# Your assignment
A word-for-word repeat of the records below is what this calls for.

[Data to process — start]

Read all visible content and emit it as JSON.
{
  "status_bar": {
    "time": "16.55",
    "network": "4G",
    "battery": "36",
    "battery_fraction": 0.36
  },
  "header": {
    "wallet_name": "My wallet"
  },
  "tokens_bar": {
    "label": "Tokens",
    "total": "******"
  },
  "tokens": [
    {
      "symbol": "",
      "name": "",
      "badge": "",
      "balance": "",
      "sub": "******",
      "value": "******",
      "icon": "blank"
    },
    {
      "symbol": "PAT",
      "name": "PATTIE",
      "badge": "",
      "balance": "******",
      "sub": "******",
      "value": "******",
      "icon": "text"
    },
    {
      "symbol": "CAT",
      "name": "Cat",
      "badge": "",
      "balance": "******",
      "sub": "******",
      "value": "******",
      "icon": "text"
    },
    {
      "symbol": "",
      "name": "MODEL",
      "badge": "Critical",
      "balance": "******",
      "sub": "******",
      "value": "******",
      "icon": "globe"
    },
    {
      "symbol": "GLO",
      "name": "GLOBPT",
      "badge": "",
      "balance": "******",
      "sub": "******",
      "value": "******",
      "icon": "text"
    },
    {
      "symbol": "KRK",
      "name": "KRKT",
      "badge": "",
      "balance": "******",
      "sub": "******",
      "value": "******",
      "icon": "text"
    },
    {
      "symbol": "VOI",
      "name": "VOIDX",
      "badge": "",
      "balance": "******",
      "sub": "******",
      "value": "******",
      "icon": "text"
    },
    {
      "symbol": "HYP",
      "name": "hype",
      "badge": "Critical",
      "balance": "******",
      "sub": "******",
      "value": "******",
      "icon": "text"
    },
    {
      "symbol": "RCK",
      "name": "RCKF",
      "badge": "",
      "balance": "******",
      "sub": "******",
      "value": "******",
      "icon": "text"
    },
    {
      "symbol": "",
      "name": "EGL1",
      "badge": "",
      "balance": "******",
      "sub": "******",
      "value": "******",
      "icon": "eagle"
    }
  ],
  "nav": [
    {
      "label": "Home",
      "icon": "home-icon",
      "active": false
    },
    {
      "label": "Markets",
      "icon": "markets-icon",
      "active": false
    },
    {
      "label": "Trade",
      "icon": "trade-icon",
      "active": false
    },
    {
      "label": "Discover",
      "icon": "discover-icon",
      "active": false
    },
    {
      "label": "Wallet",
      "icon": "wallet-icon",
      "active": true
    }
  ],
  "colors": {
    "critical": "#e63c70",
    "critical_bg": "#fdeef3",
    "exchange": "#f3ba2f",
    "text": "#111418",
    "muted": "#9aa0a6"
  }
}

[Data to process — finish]

# Solution for this exercise
Read all visible content and emit it as JSON.
{
  "status_bar": {
    "time": "16.55",
    "network": "4G",
    "battery": "36",
    "battery_fraction": 0.36
  },
  "header": {
    "wallet_name": "My wallet"
  },
  "tokens_bar": {
    "label": "Tokens",
    "total": "******"
  },
  "tokens": [
    {
      "symbol": "",
      "name": "",
      "badge": "",
      "balance": "",
      "sub": "******",
      "value": "******",
      "icon": "blank"
    },
    {
      "symbol": "PAT",
      "name": "PATTIE",
      "badge": "",
      "balance": "******",
      "sub": "******",
      "value": "******",
      "icon": "text"
    },
    {
      "symbol": "CAT",
      "name": "Cat",
      "badge": "",
      "balance": "******",
      "sub": "******",
      "value": "******",
      "icon": "text"
    },
    {
      "symbol": "",
      "name": "MODEL",
      "badge": "Critical",
      "balance": "******",
      "sub": "******",
      "value": "******",
      "icon": "globe"
    },
    {
      "symbol": "GLO",
      "name": "GLOBPT",
      "badge": "",
      "balance": "******",
      "sub": "******",
      "value": "******",
      "icon": "text"
    },
    {
      "symbol": "KRK",
      "name": "KRKT",
      "badge": "",
      "balance": "******",
      "sub": "******",
      "value": "******",
      "icon": "text"
    },
    {
      "symbol": "VOI",
      "name": "VOIDX",
      "badge": "",
      "balance": "******",
      "sub": "******",
      "value": "******",
      "icon": "text"
    },
    {
      "symbol": "HYP",
      "name": "hype",
      "badge": "Critical",
      "balance": "******",
      "sub": "******",
      "value": "******",
      "icon": "text"
    },
    {
      "symbol": "RCK",
      "name": "RCKF",
      "badge": "",
      "balance": "******",
      "sub": "******",
      "value": "******",
      "icon": "text"
    },
    {
      "symbol": "",
      "name": "EGL1",
      "badge": "",
      "balance": "******",
      "sub": "******",
      "value": "******",
      "icon": "eagle"
    }
  ],
  "nav": [
    {
      "label": "Home",
      "icon": "home-icon",
      "active": false
    },
    {
      "label": "Markets",
      "icon": "markets-icon",
      "active": false
    },
    {
      "label": "Trade",
      "icon": "trade-icon",
      "active": false
    },
    {
      "label": "Discover",
      "icon": "discover-icon",
      "active": false
    },
    {
      "label": "Wallet",
      "icon": "wallet-icon",
      "active": true
    }
  ],
  "colors": {
    "critical": "#e63c70",
    "critical_bg": "#fdeef3",
    "exchange": "#f3ba2f",
    "text": "#111418",
    "muted": "#9aa0a6"
  }
}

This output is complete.